(EXCERPTED DATA Opens)
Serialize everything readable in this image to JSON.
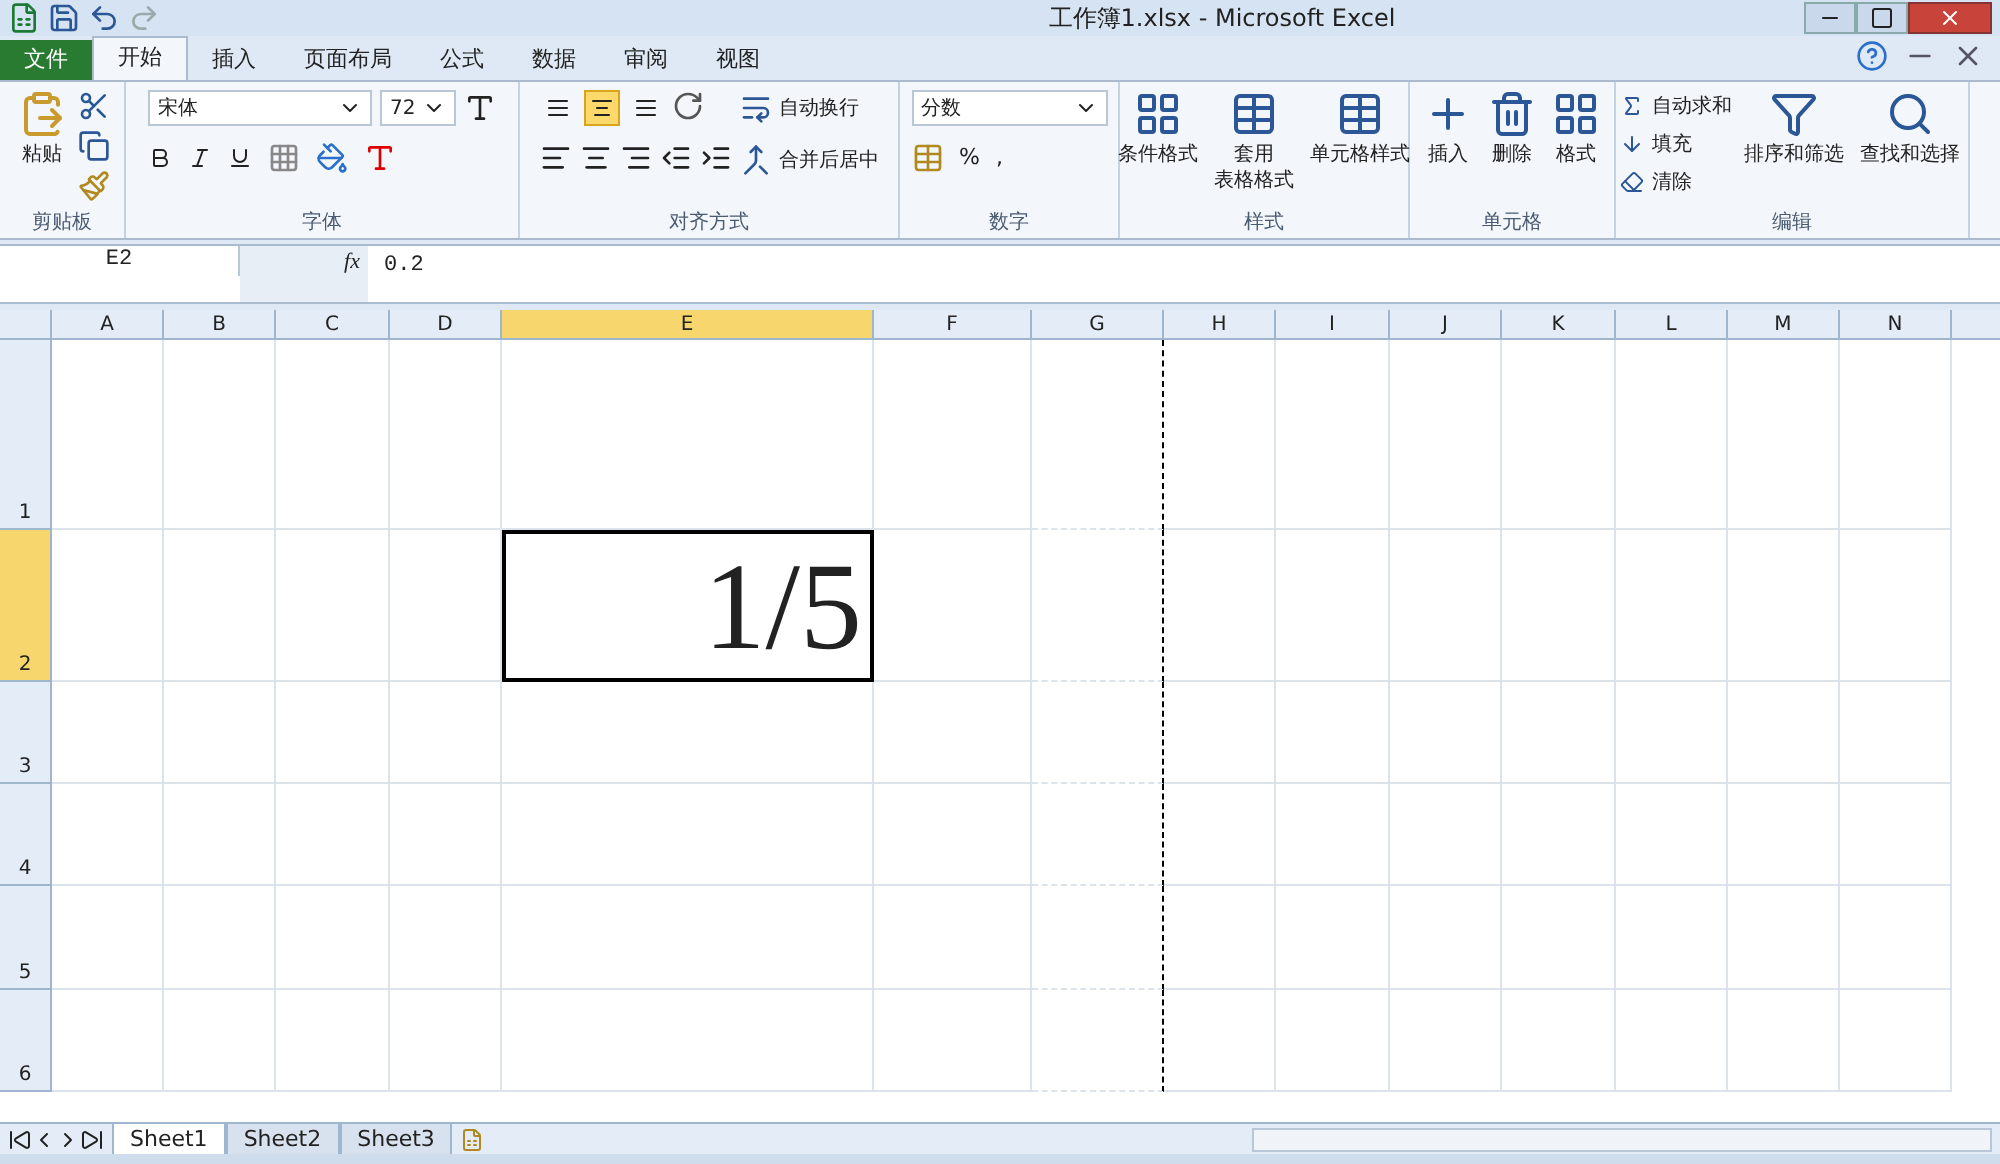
{
  "window": {
    "title": "工作簿1.xlsx - Microsoft Excel"
  },
  "tabs": [
    {
      "label": "文件",
      "kind": "file",
      "selected": false
    },
    {
      "label": "开始",
      "kind": "tab",
      "selected": true
    },
    {
      "label": "插入",
      "kind": "tab",
      "selected": false
    },
    {
      "label": "页面布局",
      "kind": "tab",
      "selected": false
    },
    {
      "label": "公式",
      "kind": "tab",
      "selected": false
    },
    {
      "label": "数据",
      "kind": "tab",
      "selected": false
    },
    {
      "label": "审阅",
      "kind": "tab",
      "selected": false
    },
    {
      "label": "视图",
      "kind": "tab",
      "selected": false
    }
  ],
  "ribbon": {
    "clipboard": {
      "label": "剪贴板",
      "paste": "粘贴"
    },
    "font": {
      "label": "字体",
      "name": "宋体",
      "size": "72"
    },
    "alignment": {
      "label": "对齐方式",
      "vertical": [
        {
          "selected": false
        },
        {
          "selected": true
        },
        {
          "selected": false
        }
      ],
      "wrap": "自动换行",
      "merge": "合并后居中"
    },
    "number": {
      "label": "数字",
      "format": "分数",
      "percent": "%",
      "comma": ","
    },
    "styles": {
      "label": "样式",
      "buttons": [
        {
          "lines": [
            "条件格式"
          ]
        },
        {
          "lines": [
            "套用",
            "表格格式"
          ]
        },
        {
          "lines": [
            "单元格样式"
          ]
        }
      ]
    },
    "cells": {
      "label": "单元格",
      "buttons": [
        "插入",
        "删除",
        "格式"
      ]
    },
    "editing": {
      "label": "编辑",
      "small": [
        "自动求和",
        "填充",
        "清除"
      ],
      "large": [
        "排序和筛选",
        "查找和选择"
      ]
    }
  },
  "formula_bar": {
    "name_box": "E2",
    "function_label": "fx",
    "formula": "0.2"
  },
  "columns": [
    {
      "label": "A",
      "selected": false
    },
    {
      "label": "B",
      "selected": false
    },
    {
      "label": "C",
      "selected": false
    },
    {
      "label": "D",
      "selected": false
    },
    {
      "label": "E",
      "selected": true
    },
    {
      "label": "F",
      "selected": false
    },
    {
      "label": "G",
      "selected": false
    },
    {
      "label": "H",
      "selected": false
    },
    {
      "label": "I",
      "selected": false
    },
    {
      "label": "J",
      "selected": false
    },
    {
      "label": "K",
      "selected": false
    },
    {
      "label": "L",
      "selected": false
    },
    {
      "label": "M",
      "selected": false
    },
    {
      "label": "N",
      "selected": false
    }
  ],
  "rows": [
    {
      "label": "1",
      "selected": false
    },
    {
      "label": "2",
      "selected": true
    },
    {
      "label": "3",
      "selected": false
    },
    {
      "label": "4",
      "selected": false
    },
    {
      "label": "5",
      "selected": false
    },
    {
      "label": "6",
      "selected": false
    }
  ],
  "active_cell": {
    "value": "1/5"
  },
  "sheets": [
    {
      "label": "Sheet1",
      "selected": true
    },
    {
      "label": "Sheet2",
      "selected": false
    },
    {
      "label": "Sheet3",
      "selected": false
    }
  ]
}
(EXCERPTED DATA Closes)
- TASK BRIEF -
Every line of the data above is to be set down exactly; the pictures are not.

- OUTPUT FOR THIS EXERCISE -
Serialize everything readable in this image to JSON.
{
  "window": {
    "title": "工作簿1.xlsx - Microsoft Excel"
  },
  "tabs": [
    {
      "label": "文件",
      "kind": "file",
      "selected": false
    },
    {
      "label": "开始",
      "kind": "tab",
      "selected": true
    },
    {
      "label": "插入",
      "kind": "tab",
      "selected": false
    },
    {
      "label": "页面布局",
      "kind": "tab",
      "selected": false
    },
    {
      "label": "公式",
      "kind": "tab",
      "selected": false
    },
    {
      "label": "数据",
      "kind": "tab",
      "selected": false
    },
    {
      "label": "审阅",
      "kind": "tab",
      "selected": false
    },
    {
      "label": "视图",
      "kind": "tab",
      "selected": false
    }
  ],
  "ribbon": {
    "clipboard": {
      "label": "剪贴板",
      "paste": "粘贴"
    },
    "font": {
      "label": "字体",
      "name": "宋体",
      "size": "72"
    },
    "alignment": {
      "label": "对齐方式",
      "vertical": [
        {
          "selected": false
        },
        {
          "selected": true
        },
        {
          "selected": false
        }
      ],
      "wrap": "自动换行",
      "merge": "合并后居中"
    },
    "number": {
      "label": "数字",
      "format": "分数",
      "percent": "%",
      "comma": ","
    },
    "styles": {
      "label": "样式",
      "buttons": [
        {
          "lines": [
            "条件格式"
          ]
        },
        {
          "lines": [
            "套用",
            "表格格式"
          ]
        },
        {
          "lines": [
            "单元格样式"
          ]
        }
      ]
    },
    "cells": {
      "label": "单元格",
      "buttons": [
        "插入",
        "删除",
        "格式"
      ]
    },
    "editing": {
      "label": "编辑",
      "small": [
        "自动求和",
        "填充",
        "清除"
      ],
      "large": [
        "排序和筛选",
        "查找和选择"
      ]
    }
  },
  "formula_bar": {
    "name_box": "E2",
    "function_label": "fx",
    "formula": "0.2"
  },
  "columns": [
    {
      "label": "A",
      "selected": false
    },
    {
      "label": "B",
      "selected": false
    },
    {
      "label": "C",
      "selected": false
    },
    {
      "label": "D",
      "selected": false
    },
    {
      "label": "E",
      "selected": true
    },
    {
      "label": "F",
      "selected": false
    },
    {
      "label": "G",
      "selected": false
    },
    {
      "label": "H",
      "selected": false
    },
    {
      "label": "I",
      "selected": false
    },
    {
      "label": "J",
      "selected": false
    },
    {
      "label": "K",
      "selected": false
    },
    {
      "label": "L",
      "selected": false
    },
    {
      "label": "M",
      "selected": false
    },
    {
      "label": "N",
      "selected": false
    }
  ],
  "rows": [
    {
      "label": "1",
      "selected": false
    },
    {
      "label": "2",
      "selected": true
    },
    {
      "label": "3",
      "selected": false
    },
    {
      "label": "4",
      "selected": false
    },
    {
      "label": "5",
      "selected": false
    },
    {
      "label": "6",
      "selected": false
    }
  ],
  "active_cell": {
    "value": "1/5"
  },
  "sheets": [
    {
      "label": "Sheet1",
      "selected": true
    },
    {
      "label": "Sheet2",
      "selected": false
    },
    {
      "label": "Sheet3",
      "selected": false
    }
  ]
}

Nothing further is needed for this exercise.